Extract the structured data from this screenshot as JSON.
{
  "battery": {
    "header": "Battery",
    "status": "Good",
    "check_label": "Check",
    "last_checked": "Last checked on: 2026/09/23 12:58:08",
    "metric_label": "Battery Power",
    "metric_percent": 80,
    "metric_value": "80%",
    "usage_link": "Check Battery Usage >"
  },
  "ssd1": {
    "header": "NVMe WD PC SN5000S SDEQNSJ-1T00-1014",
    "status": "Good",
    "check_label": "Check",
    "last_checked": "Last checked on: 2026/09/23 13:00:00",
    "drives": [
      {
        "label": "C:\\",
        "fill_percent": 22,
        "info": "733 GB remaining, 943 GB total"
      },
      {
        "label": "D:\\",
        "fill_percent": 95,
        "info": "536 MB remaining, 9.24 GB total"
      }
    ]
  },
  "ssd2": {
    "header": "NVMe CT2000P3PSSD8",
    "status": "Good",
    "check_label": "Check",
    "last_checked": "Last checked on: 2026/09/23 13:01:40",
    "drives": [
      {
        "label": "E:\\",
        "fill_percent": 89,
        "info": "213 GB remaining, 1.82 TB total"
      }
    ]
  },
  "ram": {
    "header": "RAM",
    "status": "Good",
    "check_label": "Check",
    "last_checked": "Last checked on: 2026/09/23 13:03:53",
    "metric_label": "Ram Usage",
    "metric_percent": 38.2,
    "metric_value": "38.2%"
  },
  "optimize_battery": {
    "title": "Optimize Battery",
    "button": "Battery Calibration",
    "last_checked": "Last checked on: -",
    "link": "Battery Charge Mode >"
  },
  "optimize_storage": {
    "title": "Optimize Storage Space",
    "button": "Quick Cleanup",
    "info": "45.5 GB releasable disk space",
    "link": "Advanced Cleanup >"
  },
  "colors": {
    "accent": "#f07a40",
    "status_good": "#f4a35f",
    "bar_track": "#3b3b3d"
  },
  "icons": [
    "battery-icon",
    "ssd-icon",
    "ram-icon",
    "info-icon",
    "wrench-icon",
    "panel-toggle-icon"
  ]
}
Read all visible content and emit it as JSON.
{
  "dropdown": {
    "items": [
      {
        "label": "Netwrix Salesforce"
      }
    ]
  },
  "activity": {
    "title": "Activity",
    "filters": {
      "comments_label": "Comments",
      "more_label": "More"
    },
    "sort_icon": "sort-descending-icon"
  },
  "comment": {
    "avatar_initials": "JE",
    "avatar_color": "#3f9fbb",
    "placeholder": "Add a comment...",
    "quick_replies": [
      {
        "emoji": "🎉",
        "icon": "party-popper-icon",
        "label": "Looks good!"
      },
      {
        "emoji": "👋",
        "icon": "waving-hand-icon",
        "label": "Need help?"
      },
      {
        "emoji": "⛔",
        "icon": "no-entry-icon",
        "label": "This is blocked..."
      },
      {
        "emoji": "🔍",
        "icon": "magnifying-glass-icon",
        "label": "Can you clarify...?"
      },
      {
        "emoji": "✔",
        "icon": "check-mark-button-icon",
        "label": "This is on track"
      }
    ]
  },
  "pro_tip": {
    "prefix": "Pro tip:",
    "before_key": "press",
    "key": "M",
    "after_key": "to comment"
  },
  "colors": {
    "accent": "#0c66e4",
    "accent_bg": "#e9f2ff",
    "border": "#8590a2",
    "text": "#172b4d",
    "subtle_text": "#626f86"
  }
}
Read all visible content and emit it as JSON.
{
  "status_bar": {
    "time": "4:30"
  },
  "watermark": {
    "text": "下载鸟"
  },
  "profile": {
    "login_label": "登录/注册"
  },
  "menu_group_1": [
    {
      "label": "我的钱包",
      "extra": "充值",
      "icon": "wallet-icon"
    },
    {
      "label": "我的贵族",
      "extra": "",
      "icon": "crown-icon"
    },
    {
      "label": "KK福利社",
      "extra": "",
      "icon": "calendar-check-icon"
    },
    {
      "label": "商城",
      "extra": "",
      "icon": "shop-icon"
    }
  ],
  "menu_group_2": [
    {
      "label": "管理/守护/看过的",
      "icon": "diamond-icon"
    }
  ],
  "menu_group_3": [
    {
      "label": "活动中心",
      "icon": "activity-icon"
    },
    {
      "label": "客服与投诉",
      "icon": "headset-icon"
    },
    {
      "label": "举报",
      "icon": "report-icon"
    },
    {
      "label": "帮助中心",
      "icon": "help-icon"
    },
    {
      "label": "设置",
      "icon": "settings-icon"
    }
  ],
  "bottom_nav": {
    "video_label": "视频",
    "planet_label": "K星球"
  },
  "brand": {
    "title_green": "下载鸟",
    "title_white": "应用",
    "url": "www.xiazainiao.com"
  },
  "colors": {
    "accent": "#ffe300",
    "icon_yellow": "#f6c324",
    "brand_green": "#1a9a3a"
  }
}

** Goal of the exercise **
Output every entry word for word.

** Written solution **
Extract the structured data from this screenshot as JSON.
{
  "battery": {
    "header": "Battery",
    "status": "Good",
    "check_label": "Check",
    "last_checked": "Last checked on: 2026/09/23 12:58:08",
    "metric_label": "Battery Power",
    "metric_percent": 80,
    "metric_value": "80%",
    "usage_link": "Check Battery Usage >"
  },
  "ssd1": {
    "header": "NVMe WD PC SN5000S SDEQNSJ-1T00-1014",
    "status": "Good",
    "check_label": "Check",
    "last_checked": "Last checked on: 2026/09/23 13:00:00",
    "drives": [
      {
        "label": "C:\\",
        "fill_percent": 22,
        "info": "733 GB remaining, 943 GB total"
      },
      {
        "label": "D:\\",
        "fill_percent": 95,
        "info": "536 MB remaining, 9.24 GB total"
      }
    ]
  },
  "ssd2": {
    "header": "NVMe CT2000P3PSSD8",
    "status": "Good",
    "check_label": "Check",
    "last_checked": "Last checked on: 2026/09/23 13:01:40",
    "drives": [
      {
        "label": "E:\\",
        "fill_percent": 89,
        "info": "213 GB remaining, 1.82 TB total"
      }
    ]
  },
  "ram": {
    "header": "RAM",
    "status": "Good",
    "check_label": "Check",
    "last_checked": "Last checked on: 2026/09/23 13:03:53",
    "metric_label": "Ram Usage",
    "metric_percent": 38.2,
    "metric_value": "38.2%"
  },
  "optimize_battery": {
    "title": "Optimize Battery",
    "button": "Battery Calibration",
    "last_checked": "Last checked on: -",
    "link": "Battery Charge Mode >"
  },
  "optimize_storage": {
    "title": "Optimize Storage Space",
    "button": "Quick Cleanup",
    "info": "45.5 GB releasable disk space",
    "link": "Advanced Cleanup >"
  },
  "colors": {
    "accent": "#f07a40",
    "status_good": "#f4a35f",
    "bar_track": "#3b3b3d"
  },
  "icons": [
    "battery-icon",
    "ssd-icon",
    "ram-icon",
    "info-icon",
    "wrench-icon",
    "panel-toggle-icon"
  ]
}
Read all visible content and emit it as JSON.
{
  "dropdown": {
    "items": [
      {
        "label": "Netwrix Salesforce"
      }
    ]
  },
  "activity": {
    "title": "Activity",
    "filters": {
      "comments_label": "Comments",
      "more_label": "More"
    },
    "sort_icon": "sort-descending-icon"
  },
  "comment": {
    "avatar_initials": "JE",
    "avatar_color": "#3f9fbb",
    "placeholder": "Add a comment...",
    "quick_replies": [
      {
        "emoji": "🎉",
        "icon": "party-popper-icon",
        "label": "Looks good!"
      },
      {
        "emoji": "👋",
        "icon": "waving-hand-icon",
        "label": "Need help?"
      },
      {
        "emoji": "⛔",
        "icon": "no-entry-icon",
        "label": "This is blocked..."
      },
      {
        "emoji": "🔍",
        "icon": "magnifying-glass-icon",
        "label": "Can you clarify...?"
      },
      {
        "emoji": "✔",
        "icon": "check-mark-button-icon",
        "label": "This is on track"
      }
    ]
  },
  "pro_tip": {
    "prefix": "Pro tip:",
    "before_key": "press",
    "key": "M",
    "after_key": "to comment"
  },
  "colors": {
    "accent": "#0c66e4",
    "accent_bg": "#e9f2ff",
    "border": "#8590a2",
    "text": "#172b4d",
    "subtle_text": "#626f86"
  }
}
Read all visible content and emit it as JSON.
{
  "status_bar": {
    "time": "4:30"
  },
  "watermark": {
    "text": "下载鸟"
  },
  "profile": {
    "login_label": "登录/注册"
  },
  "menu_group_1": [
    {
      "label": "我的钱包",
      "extra": "充值",
      "icon": "wallet-icon"
    },
    {
      "label": "我的贵族",
      "extra": "",
      "icon": "crown-icon"
    },
    {
      "label": "KK福利社",
      "extra": "",
      "icon": "calendar-check-icon"
    },
    {
      "label": "商城",
      "extra": "",
      "icon": "shop-icon"
    }
  ],
  "menu_group_2": [
    {
      "label": "管理/守护/看过的",
      "icon": "diamond-icon"
    }
  ],
  "menu_group_3": [
    {
      "label": "活动中心",
      "icon": "activity-icon"
    },
    {
      "label": "客服与投诉",
      "icon": "headset-icon"
    },
    {
      "label": "举报",
      "icon": "report-icon"
    },
    {
      "label": "帮助中心",
      "icon": "help-icon"
    },
    {
      "label": "设置",
      "icon": "settings-icon"
    }
  ],
  "bottom_nav": {
    "video_label": "视频",
    "planet_label": "K星球"
  },
  "brand": {
    "title_green": "下载鸟",
    "title_white": "应用",
    "url": "www.xiazainiao.com"
  },
  "colors": {
    "accent": "#ffe300",
    "icon_yellow": "#f6c324",
    "brand_green": "#1a9a3a"
  }
}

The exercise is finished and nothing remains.